───── Available records

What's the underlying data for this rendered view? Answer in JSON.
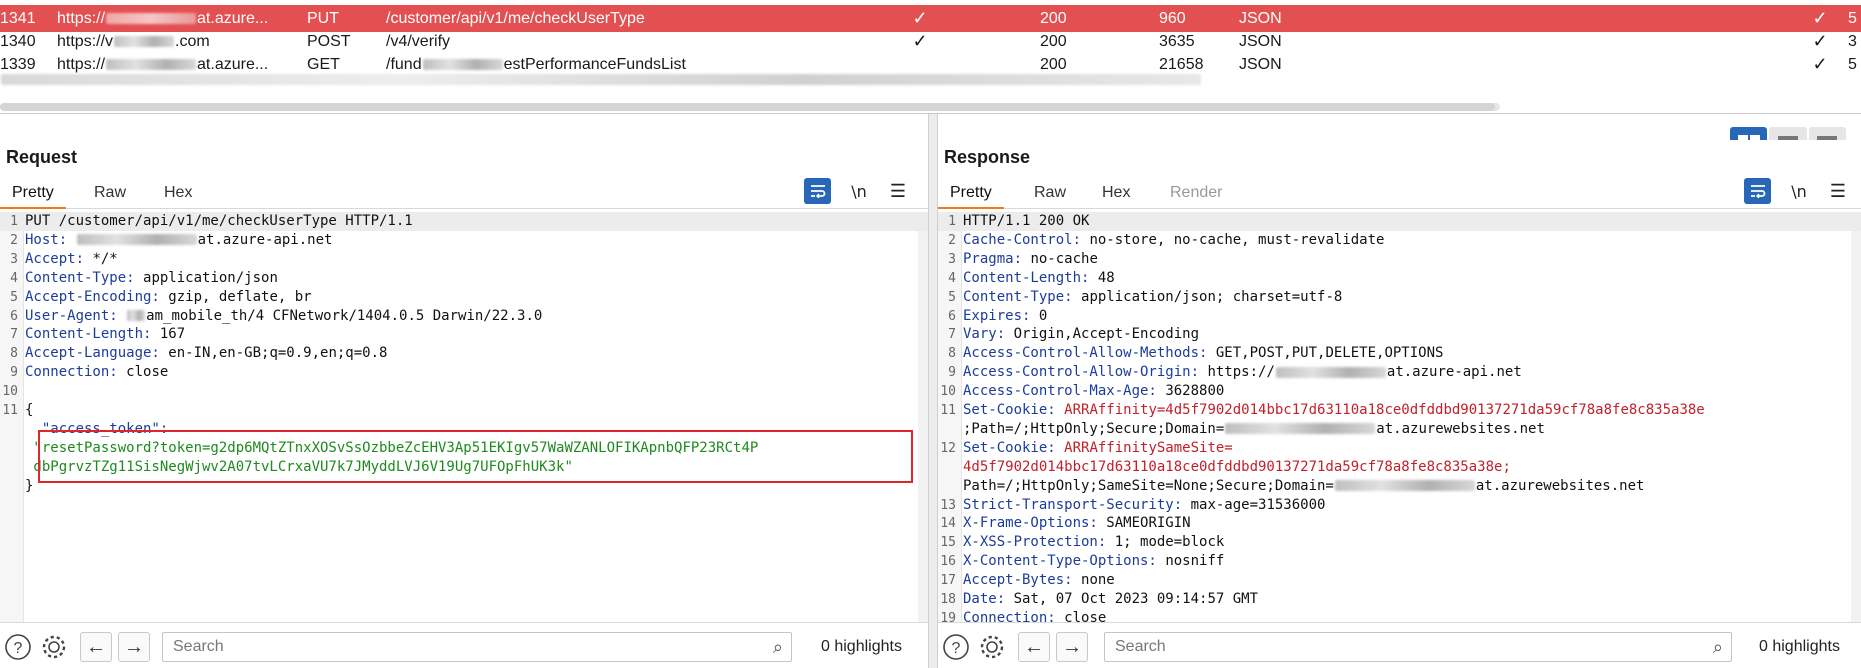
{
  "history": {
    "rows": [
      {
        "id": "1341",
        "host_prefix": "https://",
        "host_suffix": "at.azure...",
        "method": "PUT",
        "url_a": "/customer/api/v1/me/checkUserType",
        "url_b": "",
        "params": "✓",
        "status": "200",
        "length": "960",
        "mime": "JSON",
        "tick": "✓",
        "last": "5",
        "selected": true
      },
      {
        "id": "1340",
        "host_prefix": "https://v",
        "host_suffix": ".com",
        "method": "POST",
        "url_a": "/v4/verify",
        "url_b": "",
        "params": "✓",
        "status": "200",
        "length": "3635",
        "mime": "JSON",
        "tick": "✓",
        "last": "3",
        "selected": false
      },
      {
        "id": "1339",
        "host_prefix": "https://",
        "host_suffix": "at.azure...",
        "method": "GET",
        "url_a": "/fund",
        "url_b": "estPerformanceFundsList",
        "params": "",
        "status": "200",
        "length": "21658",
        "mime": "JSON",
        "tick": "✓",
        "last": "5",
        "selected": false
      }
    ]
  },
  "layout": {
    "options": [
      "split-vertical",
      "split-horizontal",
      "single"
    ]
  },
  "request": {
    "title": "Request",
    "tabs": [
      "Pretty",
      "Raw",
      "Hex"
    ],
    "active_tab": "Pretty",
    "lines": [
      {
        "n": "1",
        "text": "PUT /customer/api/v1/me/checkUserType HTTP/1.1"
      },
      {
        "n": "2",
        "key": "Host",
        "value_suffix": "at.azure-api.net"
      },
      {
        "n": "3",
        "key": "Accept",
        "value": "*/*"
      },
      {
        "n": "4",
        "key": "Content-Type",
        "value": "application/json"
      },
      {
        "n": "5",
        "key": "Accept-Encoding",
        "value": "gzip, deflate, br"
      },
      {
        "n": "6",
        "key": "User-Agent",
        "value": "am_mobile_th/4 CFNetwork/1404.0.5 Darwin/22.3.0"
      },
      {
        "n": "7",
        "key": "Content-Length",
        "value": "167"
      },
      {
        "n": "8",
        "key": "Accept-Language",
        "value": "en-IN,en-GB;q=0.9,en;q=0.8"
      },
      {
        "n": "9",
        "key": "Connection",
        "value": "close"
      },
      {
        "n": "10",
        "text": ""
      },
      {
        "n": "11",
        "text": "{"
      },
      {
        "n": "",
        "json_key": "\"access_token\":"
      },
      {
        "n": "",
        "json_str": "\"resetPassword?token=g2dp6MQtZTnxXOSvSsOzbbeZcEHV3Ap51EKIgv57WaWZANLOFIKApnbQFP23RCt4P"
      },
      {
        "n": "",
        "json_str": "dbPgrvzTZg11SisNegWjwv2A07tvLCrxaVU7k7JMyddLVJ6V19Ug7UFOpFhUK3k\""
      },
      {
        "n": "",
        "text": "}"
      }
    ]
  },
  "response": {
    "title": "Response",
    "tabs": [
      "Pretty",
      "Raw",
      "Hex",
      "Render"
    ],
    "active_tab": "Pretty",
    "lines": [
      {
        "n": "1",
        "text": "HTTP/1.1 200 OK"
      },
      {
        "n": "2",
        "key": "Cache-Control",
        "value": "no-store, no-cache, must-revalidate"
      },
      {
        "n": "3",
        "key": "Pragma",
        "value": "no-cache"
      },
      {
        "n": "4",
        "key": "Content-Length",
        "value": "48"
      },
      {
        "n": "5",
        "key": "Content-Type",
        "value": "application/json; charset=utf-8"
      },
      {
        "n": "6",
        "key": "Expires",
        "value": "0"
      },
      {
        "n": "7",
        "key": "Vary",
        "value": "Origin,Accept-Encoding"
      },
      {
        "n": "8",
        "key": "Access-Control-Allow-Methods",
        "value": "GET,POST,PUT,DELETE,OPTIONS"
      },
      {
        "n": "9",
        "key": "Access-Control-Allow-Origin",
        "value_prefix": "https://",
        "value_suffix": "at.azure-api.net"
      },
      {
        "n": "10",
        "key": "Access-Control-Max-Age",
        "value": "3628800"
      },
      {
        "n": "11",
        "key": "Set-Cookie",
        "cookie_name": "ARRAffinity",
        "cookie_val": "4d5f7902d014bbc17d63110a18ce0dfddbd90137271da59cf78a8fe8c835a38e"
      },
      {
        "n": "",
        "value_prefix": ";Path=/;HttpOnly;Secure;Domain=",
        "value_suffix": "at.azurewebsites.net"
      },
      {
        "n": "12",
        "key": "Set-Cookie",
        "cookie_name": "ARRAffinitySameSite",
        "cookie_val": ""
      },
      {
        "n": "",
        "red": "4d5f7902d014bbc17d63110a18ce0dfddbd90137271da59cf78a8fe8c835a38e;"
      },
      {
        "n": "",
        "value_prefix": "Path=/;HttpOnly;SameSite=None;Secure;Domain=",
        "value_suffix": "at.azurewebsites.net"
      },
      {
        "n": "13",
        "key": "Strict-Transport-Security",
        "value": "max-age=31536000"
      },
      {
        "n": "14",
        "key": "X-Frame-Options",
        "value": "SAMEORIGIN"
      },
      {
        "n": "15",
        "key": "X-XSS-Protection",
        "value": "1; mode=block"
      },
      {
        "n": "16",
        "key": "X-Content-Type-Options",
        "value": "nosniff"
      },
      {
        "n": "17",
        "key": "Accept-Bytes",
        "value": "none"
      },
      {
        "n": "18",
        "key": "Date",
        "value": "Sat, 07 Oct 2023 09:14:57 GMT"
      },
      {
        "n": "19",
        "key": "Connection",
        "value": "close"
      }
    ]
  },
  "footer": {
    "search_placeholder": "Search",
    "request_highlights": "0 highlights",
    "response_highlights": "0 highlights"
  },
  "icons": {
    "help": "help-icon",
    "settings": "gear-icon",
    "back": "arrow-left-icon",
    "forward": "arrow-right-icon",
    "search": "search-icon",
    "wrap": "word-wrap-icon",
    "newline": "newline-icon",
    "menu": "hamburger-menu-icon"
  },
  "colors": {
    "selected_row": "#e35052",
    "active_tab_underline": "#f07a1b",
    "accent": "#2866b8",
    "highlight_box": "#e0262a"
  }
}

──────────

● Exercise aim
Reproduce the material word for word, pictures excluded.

● Response area
What's the underlying data for this rendered view? Answer in JSON.
{
  "history": {
    "rows": [
      {
        "id": "1341",
        "host_prefix": "https://",
        "host_suffix": "at.azure...",
        "method": "PUT",
        "url_a": "/customer/api/v1/me/checkUserType",
        "url_b": "",
        "params": "✓",
        "status": "200",
        "length": "960",
        "mime": "JSON",
        "tick": "✓",
        "last": "5",
        "selected": true
      },
      {
        "id": "1340",
        "host_prefix": "https://v",
        "host_suffix": ".com",
        "method": "POST",
        "url_a": "/v4/verify",
        "url_b": "",
        "params": "✓",
        "status": "200",
        "length": "3635",
        "mime": "JSON",
        "tick": "✓",
        "last": "3",
        "selected": false
      },
      {
        "id": "1339",
        "host_prefix": "https://",
        "host_suffix": "at.azure...",
        "method": "GET",
        "url_a": "/fund",
        "url_b": "estPerformanceFundsList",
        "params": "",
        "status": "200",
        "length": "21658",
        "mime": "JSON",
        "tick": "✓",
        "last": "5",
        "selected": false
      }
    ]
  },
  "layout": {
    "options": [
      "split-vertical",
      "split-horizontal",
      "single"
    ]
  },
  "request": {
    "title": "Request",
    "tabs": [
      "Pretty",
      "Raw",
      "Hex"
    ],
    "active_tab": "Pretty",
    "lines": [
      {
        "n": "1",
        "text": "PUT /customer/api/v1/me/checkUserType HTTP/1.1"
      },
      {
        "n": "2",
        "key": "Host",
        "value_suffix": "at.azure-api.net"
      },
      {
        "n": "3",
        "key": "Accept",
        "value": "*/*"
      },
      {
        "n": "4",
        "key": "Content-Type",
        "value": "application/json"
      },
      {
        "n": "5",
        "key": "Accept-Encoding",
        "value": "gzip, deflate, br"
      },
      {
        "n": "6",
        "key": "User-Agent",
        "value": "am_mobile_th/4 CFNetwork/1404.0.5 Darwin/22.3.0"
      },
      {
        "n": "7",
        "key": "Content-Length",
        "value": "167"
      },
      {
        "n": "8",
        "key": "Accept-Language",
        "value": "en-IN,en-GB;q=0.9,en;q=0.8"
      },
      {
        "n": "9",
        "key": "Connection",
        "value": "close"
      },
      {
        "n": "10",
        "text": ""
      },
      {
        "n": "11",
        "text": "{"
      },
      {
        "n": "",
        "json_key": "\"access_token\":"
      },
      {
        "n": "",
        "json_str": "\"resetPassword?token=g2dp6MQtZTnxXOSvSsOzbbeZcEHV3Ap51EKIgv57WaWZANLOFIKApnbQFP23RCt4P"
      },
      {
        "n": "",
        "json_str": "dbPgrvzTZg11SisNegWjwv2A07tvLCrxaVU7k7JMyddLVJ6V19Ug7UFOpFhUK3k\""
      },
      {
        "n": "",
        "text": "}"
      }
    ]
  },
  "response": {
    "title": "Response",
    "tabs": [
      "Pretty",
      "Raw",
      "Hex",
      "Render"
    ],
    "active_tab": "Pretty",
    "lines": [
      {
        "n": "1",
        "text": "HTTP/1.1 200 OK"
      },
      {
        "n": "2",
        "key": "Cache-Control",
        "value": "no-store, no-cache, must-revalidate"
      },
      {
        "n": "3",
        "key": "Pragma",
        "value": "no-cache"
      },
      {
        "n": "4",
        "key": "Content-Length",
        "value": "48"
      },
      {
        "n": "5",
        "key": "Content-Type",
        "value": "application/json; charset=utf-8"
      },
      {
        "n": "6",
        "key": "Expires",
        "value": "0"
      },
      {
        "n": "7",
        "key": "Vary",
        "value": "Origin,Accept-Encoding"
      },
      {
        "n": "8",
        "key": "Access-Control-Allow-Methods",
        "value": "GET,POST,PUT,DELETE,OPTIONS"
      },
      {
        "n": "9",
        "key": "Access-Control-Allow-Origin",
        "value_prefix": "https://",
        "value_suffix": "at.azure-api.net"
      },
      {
        "n": "10",
        "key": "Access-Control-Max-Age",
        "value": "3628800"
      },
      {
        "n": "11",
        "key": "Set-Cookie",
        "cookie_name": "ARRAffinity",
        "cookie_val": "4d5f7902d014bbc17d63110a18ce0dfddbd90137271da59cf78a8fe8c835a38e"
      },
      {
        "n": "",
        "value_prefix": ";Path=/;HttpOnly;Secure;Domain=",
        "value_suffix": "at.azurewebsites.net"
      },
      {
        "n": "12",
        "key": "Set-Cookie",
        "cookie_name": "ARRAffinitySameSite",
        "cookie_val": ""
      },
      {
        "n": "",
        "red": "4d5f7902d014bbc17d63110a18ce0dfddbd90137271da59cf78a8fe8c835a38e;"
      },
      {
        "n": "",
        "value_prefix": "Path=/;HttpOnly;SameSite=None;Secure;Domain=",
        "value_suffix": "at.azurewebsites.net"
      },
      {
        "n": "13",
        "key": "Strict-Transport-Security",
        "value": "max-age=31536000"
      },
      {
        "n": "14",
        "key": "X-Frame-Options",
        "value": "SAMEORIGIN"
      },
      {
        "n": "15",
        "key": "X-XSS-Protection",
        "value": "1; mode=block"
      },
      {
        "n": "16",
        "key": "X-Content-Type-Options",
        "value": "nosniff"
      },
      {
        "n": "17",
        "key": "Accept-Bytes",
        "value": "none"
      },
      {
        "n": "18",
        "key": "Date",
        "value": "Sat, 07 Oct 2023 09:14:57 GMT"
      },
      {
        "n": "19",
        "key": "Connection",
        "value": "close"
      }
    ]
  },
  "footer": {
    "search_placeholder": "Search",
    "request_highlights": "0 highlights",
    "response_highlights": "0 highlights"
  },
  "icons": {
    "help": "help-icon",
    "settings": "gear-icon",
    "back": "arrow-left-icon",
    "forward": "arrow-right-icon",
    "search": "search-icon",
    "wrap": "word-wrap-icon",
    "newline": "newline-icon",
    "menu": "hamburger-menu-icon"
  },
  "colors": {
    "selected_row": "#e35052",
    "active_tab_underline": "#f07a1b",
    "accent": "#2866b8",
    "highlight_box": "#e0262a"
  }
}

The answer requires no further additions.